:: Task objective ::
For every entry that follows, return the words exactly and omit any picture.

:: Material shown ::
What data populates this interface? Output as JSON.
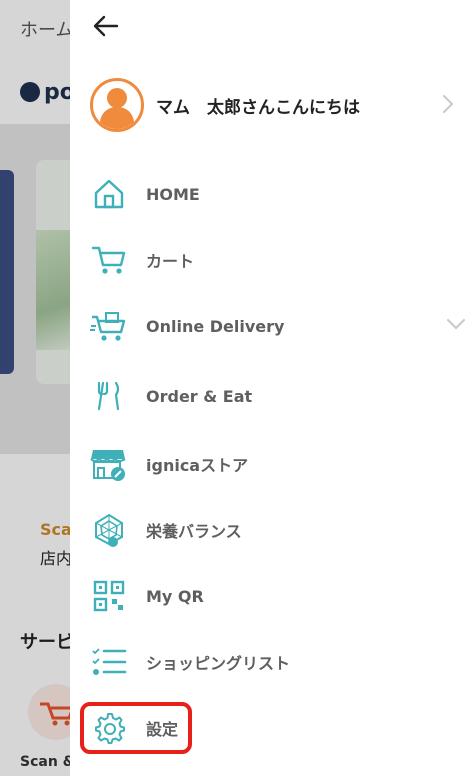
{
  "background_page": {
    "title": "ホーム",
    "logo_text": "po",
    "section_label": "Sca",
    "section_subtitle": "店内",
    "service_heading": "サービ",
    "scan_label": "Scan &"
  },
  "drawer": {
    "profile": {
      "greeting": "マム　太郎さんこんにちは"
    },
    "menu": [
      {
        "label": "HOME",
        "icon": "home-icon"
      },
      {
        "label": "カート",
        "icon": "cart-icon"
      },
      {
        "label": "Online Delivery",
        "icon": "delivery-cart-icon",
        "expandable": true
      },
      {
        "label": "Order & Eat",
        "icon": "fork-knife-icon"
      },
      {
        "label": "ignicaストア",
        "icon": "store-icon"
      },
      {
        "label": "栄養バランス",
        "icon": "nutrition-chart-icon"
      },
      {
        "label": "My QR",
        "icon": "qr-code-icon"
      },
      {
        "label": "ショッピングリスト",
        "icon": "checklist-icon"
      },
      {
        "label": "設定",
        "icon": "gear-icon",
        "highlighted": true
      }
    ]
  },
  "colors": {
    "icon_accent": "#3fb0b8",
    "avatar_orange": "#f08a3c",
    "highlight_red": "#e8201c",
    "label_gray": "#5f5f5f"
  }
}
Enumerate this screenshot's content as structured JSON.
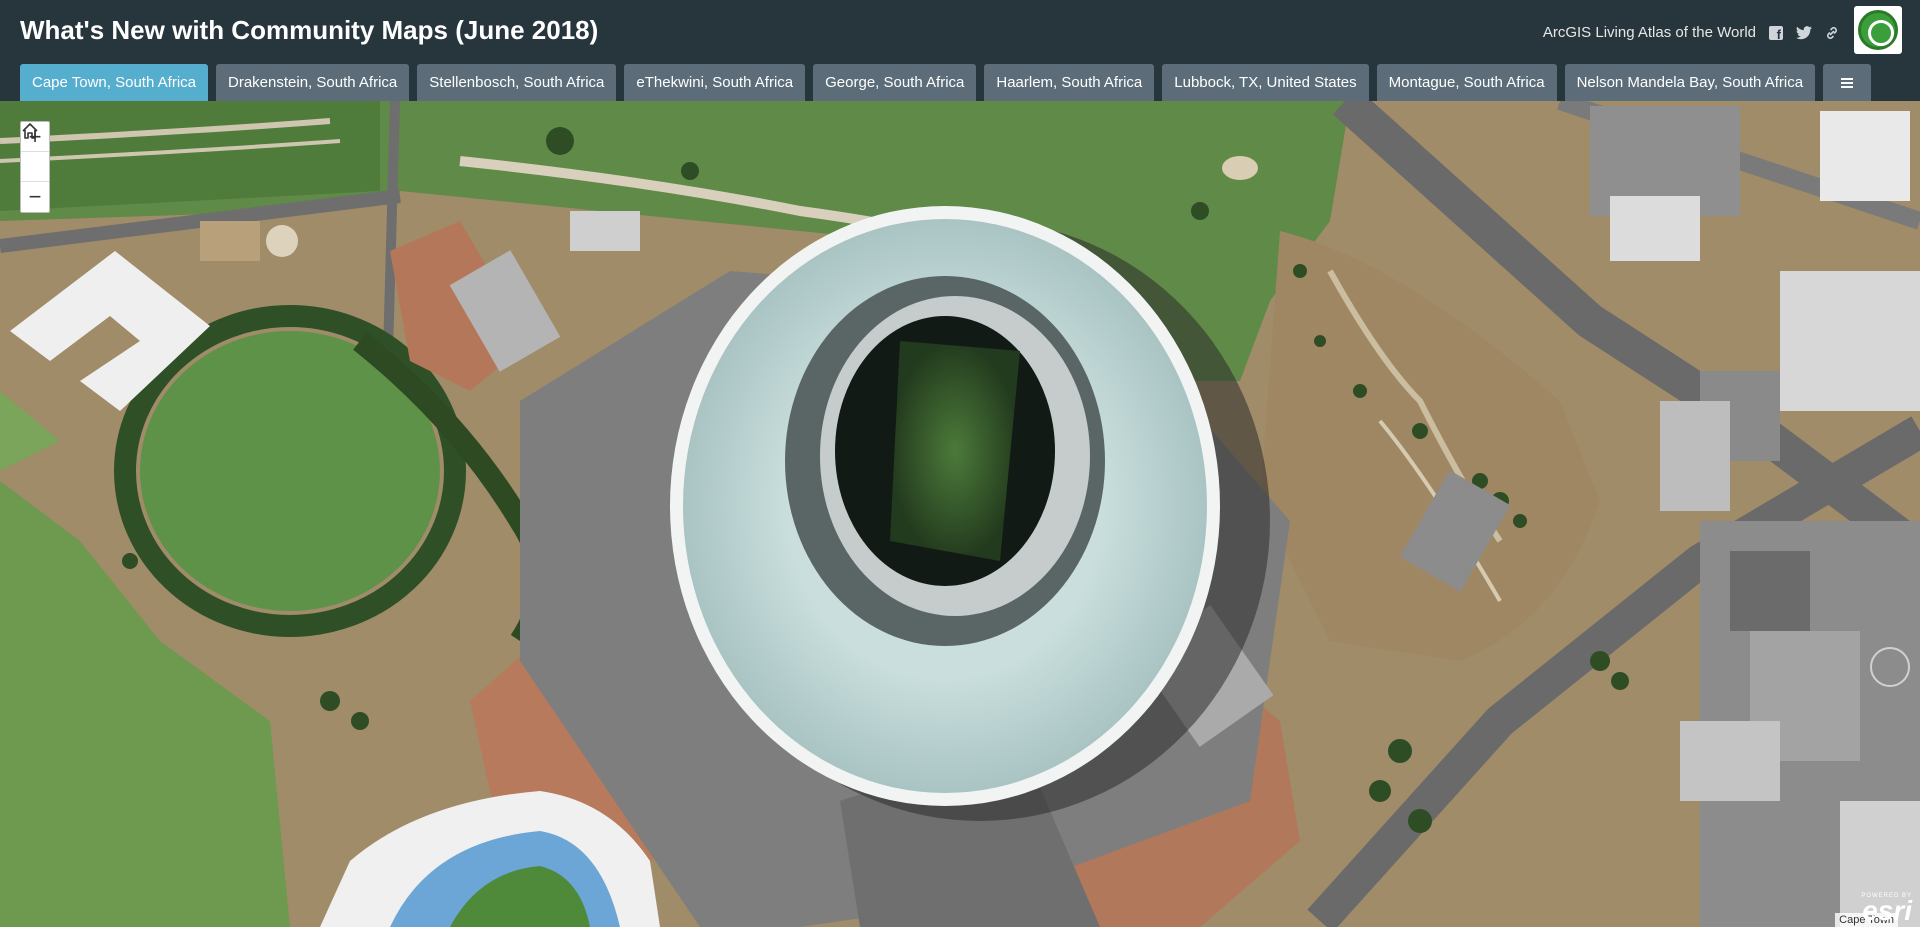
{
  "header": {
    "title": "What's New with Community Maps (June 2018)",
    "living_atlas": "ArcGIS Living Atlas of the World",
    "share_icons": [
      "facebook-icon",
      "twitter-icon",
      "link-icon"
    ],
    "bg_color": "#27353c"
  },
  "tabs": [
    {
      "label": "Cape Town, South Africa",
      "active": true
    },
    {
      "label": "Drakenstein, South Africa",
      "active": false
    },
    {
      "label": "Stellenbosch, South Africa",
      "active": false
    },
    {
      "label": "eThekwini, South Africa",
      "active": false
    },
    {
      "label": "George, South Africa",
      "active": false
    },
    {
      "label": "Haarlem, South Africa",
      "active": false
    },
    {
      "label": "Lubbock, TX, United States",
      "active": false
    },
    {
      "label": "Montague, South Africa",
      "active": false
    },
    {
      "label": "Nelson Mandela Bay, South Africa",
      "active": false
    }
  ],
  "colors": {
    "active_tab": "#56aecf",
    "inactive_tab": "#5c6c78"
  },
  "map": {
    "zoom_in": "+",
    "home": "⌂",
    "zoom_out": "−",
    "attribution": "Cape Town",
    "powered_by": "POWERED BY",
    "esri": "esri"
  }
}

:: Result ::
What data populates this interface? Output as JSON.
{
  "background_page": {
    "title": "ホーム",
    "logo_text": "po",
    "section_label": "Sca",
    "section_subtitle": "店内",
    "service_heading": "サービ",
    "scan_label": "Scan &"
  },
  "drawer": {
    "profile": {
      "greeting": "マム　太郎さんこんにちは"
    },
    "menu": [
      {
        "label": "HOME",
        "icon": "home-icon"
      },
      {
        "label": "カート",
        "icon": "cart-icon"
      },
      {
        "label": "Online Delivery",
        "icon": "delivery-cart-icon",
        "expandable": true
      },
      {
        "label": "Order & Eat",
        "icon": "fork-knife-icon"
      },
      {
        "label": "ignicaストア",
        "icon": "store-icon"
      },
      {
        "label": "栄養バランス",
        "icon": "nutrition-chart-icon"
      },
      {
        "label": "My QR",
        "icon": "qr-code-icon"
      },
      {
        "label": "ショッピングリスト",
        "icon": "checklist-icon"
      },
      {
        "label": "設定",
        "icon": "gear-icon",
        "highlighted": true
      }
    ]
  },
  "colors": {
    "icon_accent": "#3fb0b8",
    "avatar_orange": "#f08a3c",
    "highlight_red": "#e8201c",
    "label_gray": "#5f5f5f"
  }
}
Enumerate this screenshot's content as structured JSON.
{
  "header": {
    "title": "What's New with Community Maps (June 2018)",
    "living_atlas": "ArcGIS Living Atlas of the World",
    "share_icons": [
      "facebook-icon",
      "twitter-icon",
      "link-icon"
    ],
    "bg_color": "#27353c"
  },
  "tabs": [
    {
      "label": "Cape Town, South Africa",
      "active": true
    },
    {
      "label": "Drakenstein, South Africa",
      "active": false
    },
    {
      "label": "Stellenbosch, South Africa",
      "active": false
    },
    {
      "label": "eThekwini, South Africa",
      "active": false
    },
    {
      "label": "George, South Africa",
      "active": false
    },
    {
      "label": "Haarlem, South Africa",
      "active": false
    },
    {
      "label": "Lubbock, TX, United States",
      "active": false
    },
    {
      "label": "Montague, South Africa",
      "active": false
    },
    {
      "label": "Nelson Mandela Bay, South Africa",
      "active": false
    }
  ],
  "colors": {
    "active_tab": "#56aecf",
    "inactive_tab": "#5c6c78"
  },
  "map": {
    "zoom_in": "+",
    "home": "⌂",
    "zoom_out": "−",
    "attribution": "Cape Town",
    "powered_by": "POWERED BY",
    "esri": "esri"
  }
}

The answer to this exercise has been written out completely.